Bladder cancer is classified based on the type of cells it contains. The main types of bladder cancer are:
Urothelial carcinoma (formerly known as Transitional cell carcinoma) bladder cancer: About 90% of bladder cancers are urothelial carcinomas – cancers that begin in the urothelial cells, which line the inside of the bladder. Cancer that is confined to the lining of the bladder is called non-invasive bladder cancer. Urothelial cancers can develop anywhere from the renal pelvis, the ureters, the bladder, and the urethra.
Squamous cell bladder cancer: This type of bladder cancer begins in squamous cells, which are thin, flat cells that may form in the bladder after long-term infection or irritation. These cancers occur less often than transitional cell cancers, but they may be more aggressive.
Adenocarcinoma: Bladder cancer that develops in the inner lining of the bladder as a result of chronic irritation and inflammation.
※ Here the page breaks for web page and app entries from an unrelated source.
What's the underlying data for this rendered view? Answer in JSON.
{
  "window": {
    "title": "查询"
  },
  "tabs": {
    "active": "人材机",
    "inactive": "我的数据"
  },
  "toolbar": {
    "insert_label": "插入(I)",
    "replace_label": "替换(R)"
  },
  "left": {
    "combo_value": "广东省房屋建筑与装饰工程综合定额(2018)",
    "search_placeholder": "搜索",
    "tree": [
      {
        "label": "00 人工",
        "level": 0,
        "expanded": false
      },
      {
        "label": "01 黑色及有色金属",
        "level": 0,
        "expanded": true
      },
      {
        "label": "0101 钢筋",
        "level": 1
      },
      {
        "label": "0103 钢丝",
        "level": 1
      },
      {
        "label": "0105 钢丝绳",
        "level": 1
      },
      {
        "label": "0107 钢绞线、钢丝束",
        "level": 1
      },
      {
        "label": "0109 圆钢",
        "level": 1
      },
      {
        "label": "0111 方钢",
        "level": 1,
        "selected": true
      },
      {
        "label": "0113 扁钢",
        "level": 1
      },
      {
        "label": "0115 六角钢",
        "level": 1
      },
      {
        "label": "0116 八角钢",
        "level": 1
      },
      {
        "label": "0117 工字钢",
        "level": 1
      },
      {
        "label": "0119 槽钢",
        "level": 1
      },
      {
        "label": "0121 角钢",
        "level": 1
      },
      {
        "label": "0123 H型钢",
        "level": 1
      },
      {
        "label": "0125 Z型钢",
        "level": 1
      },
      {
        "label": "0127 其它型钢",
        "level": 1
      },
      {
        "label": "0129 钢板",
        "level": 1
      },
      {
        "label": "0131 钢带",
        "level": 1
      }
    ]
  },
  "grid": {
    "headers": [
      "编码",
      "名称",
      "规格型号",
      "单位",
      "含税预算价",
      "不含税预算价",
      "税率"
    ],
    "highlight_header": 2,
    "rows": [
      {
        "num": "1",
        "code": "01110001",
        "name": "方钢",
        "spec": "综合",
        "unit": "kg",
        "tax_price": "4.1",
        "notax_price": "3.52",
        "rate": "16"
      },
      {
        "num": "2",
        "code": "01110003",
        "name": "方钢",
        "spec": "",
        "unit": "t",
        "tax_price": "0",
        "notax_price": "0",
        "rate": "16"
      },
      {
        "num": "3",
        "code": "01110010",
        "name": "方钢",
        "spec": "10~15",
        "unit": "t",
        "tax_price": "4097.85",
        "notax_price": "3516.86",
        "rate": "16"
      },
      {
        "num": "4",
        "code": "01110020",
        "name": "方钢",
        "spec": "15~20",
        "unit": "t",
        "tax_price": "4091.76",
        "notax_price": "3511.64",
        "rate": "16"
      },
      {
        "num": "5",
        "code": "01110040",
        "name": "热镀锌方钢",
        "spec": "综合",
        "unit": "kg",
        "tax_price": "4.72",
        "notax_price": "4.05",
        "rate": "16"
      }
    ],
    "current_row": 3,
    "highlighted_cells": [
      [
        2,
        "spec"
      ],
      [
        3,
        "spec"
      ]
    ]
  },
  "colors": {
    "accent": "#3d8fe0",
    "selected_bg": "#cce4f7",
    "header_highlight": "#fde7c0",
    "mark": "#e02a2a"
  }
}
This type of bladder cancer tends to be aggressive.
Other rare subtypes (e.g. small-cell carcinomas of the bladder)